As official supplier of audiovisual equipment such as ASTROVISION, Panasonic supported the Olympic Games Atlanta 1996 that commemorated the centennial of the modern Olympic Games. Moreover, as the first Japanese corporation to become the prime contractor to the Olympic host broadcasting system, Panasonic took on a major and unfamiliar undertaking: design, build-out, and maintenance of the IBC (International Broadcast Centre), known as “the world's largest broadcasting station.” Panasonic staff commenced discussions in Atlanta two years ahead of the Games, in order to design a system for transmission of high-quality footage under all conditions, and select locally-available equipment.
The Opening Ceremony, the Highlight of Olympic Games Broadcasting
Even for Panasonic staff who had a wealth of Olympic Games experience, the Olympic Games Atlanta 1996 presented a series of challenges. As negotiations progressed and proposals were realized, Panasonic deepened their relationship with the local broadcasting staff. Eventually, Panasonic staff started to overhear repeated concerns: “Can Panasonic pull off the Opening Ceremony?”
Throughout the Games, competitions are held somewhere everyday. For these, even if the event broadcast is cut off, the mishap can be remedied with on-site backup tapes or cutting to another event. However, the Opening Ceremony at the start of the Games is the only event happening at that particular time and place.
On the day of the Opening Ceremony, the giant ASTROVISION in the Olympic Stadium vividly displayed the opening scene of the commemorative event. The event reached a climax in front of a massive stadium crowd of 83,000 and 3.5 billion TV viewers across 214 countries and regions.
A Production Worthy of the Centennial Olympic Games

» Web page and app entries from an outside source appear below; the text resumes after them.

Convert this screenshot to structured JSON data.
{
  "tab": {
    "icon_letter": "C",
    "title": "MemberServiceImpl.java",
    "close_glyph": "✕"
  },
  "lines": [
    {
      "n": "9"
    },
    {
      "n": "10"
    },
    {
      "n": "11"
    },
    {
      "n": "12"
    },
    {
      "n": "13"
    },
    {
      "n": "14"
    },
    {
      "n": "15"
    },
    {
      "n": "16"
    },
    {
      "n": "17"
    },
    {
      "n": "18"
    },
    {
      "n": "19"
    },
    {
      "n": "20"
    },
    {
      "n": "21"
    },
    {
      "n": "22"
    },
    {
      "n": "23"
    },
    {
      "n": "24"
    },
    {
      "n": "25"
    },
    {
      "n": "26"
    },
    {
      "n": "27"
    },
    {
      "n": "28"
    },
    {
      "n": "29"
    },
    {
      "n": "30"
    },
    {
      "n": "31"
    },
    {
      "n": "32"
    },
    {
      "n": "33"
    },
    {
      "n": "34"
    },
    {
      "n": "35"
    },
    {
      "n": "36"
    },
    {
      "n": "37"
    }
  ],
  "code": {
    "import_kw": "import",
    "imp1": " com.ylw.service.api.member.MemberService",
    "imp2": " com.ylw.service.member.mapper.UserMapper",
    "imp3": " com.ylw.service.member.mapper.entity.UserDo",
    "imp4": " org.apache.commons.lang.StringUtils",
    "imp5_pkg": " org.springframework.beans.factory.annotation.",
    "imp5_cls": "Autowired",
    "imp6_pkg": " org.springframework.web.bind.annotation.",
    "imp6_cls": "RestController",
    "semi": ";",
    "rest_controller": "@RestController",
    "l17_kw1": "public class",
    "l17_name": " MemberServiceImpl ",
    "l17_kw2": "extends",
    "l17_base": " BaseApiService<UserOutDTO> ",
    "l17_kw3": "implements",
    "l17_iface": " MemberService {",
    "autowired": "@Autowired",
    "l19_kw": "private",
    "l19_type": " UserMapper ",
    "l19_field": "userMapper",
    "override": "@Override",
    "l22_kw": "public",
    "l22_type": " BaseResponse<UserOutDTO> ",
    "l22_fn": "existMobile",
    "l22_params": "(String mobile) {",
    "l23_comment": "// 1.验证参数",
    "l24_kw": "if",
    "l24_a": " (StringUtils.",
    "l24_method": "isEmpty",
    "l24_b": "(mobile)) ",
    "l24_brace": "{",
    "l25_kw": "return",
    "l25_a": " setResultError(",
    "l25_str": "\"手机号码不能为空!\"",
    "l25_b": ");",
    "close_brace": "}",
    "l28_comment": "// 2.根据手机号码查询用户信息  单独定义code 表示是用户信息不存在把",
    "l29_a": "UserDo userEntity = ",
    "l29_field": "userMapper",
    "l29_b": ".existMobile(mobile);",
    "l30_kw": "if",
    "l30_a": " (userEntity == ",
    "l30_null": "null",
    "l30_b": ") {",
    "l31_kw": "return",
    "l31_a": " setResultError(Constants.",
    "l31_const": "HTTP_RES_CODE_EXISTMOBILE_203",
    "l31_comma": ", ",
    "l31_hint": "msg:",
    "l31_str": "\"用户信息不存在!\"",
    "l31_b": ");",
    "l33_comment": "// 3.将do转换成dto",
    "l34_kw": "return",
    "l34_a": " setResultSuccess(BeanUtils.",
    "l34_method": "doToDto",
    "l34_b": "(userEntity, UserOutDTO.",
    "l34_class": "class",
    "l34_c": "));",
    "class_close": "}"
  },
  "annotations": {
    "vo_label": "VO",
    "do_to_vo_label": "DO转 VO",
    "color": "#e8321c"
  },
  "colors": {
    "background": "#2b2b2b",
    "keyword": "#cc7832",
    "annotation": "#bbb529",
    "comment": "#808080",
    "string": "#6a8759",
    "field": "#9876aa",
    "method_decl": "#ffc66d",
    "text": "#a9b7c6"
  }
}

In the dimly lit stadium, a white screen emerged, made up of 9,100 people holding up white poster boards. Projected there was the Lincoln Memorial speech given by Reverend Dr. Martin Luther King Jr., the Atlanta-born black leader. King's voice echoed quietly but clearly through the stadium, resounding America's most famous and historic speech, “I Have a Dream.” This message, aimed at posterity, was worthy of marking the centennial of the Olympic Games, as well it represented the feelings of the Panasonic staff who overcame various challenges to bring the Games to fruition.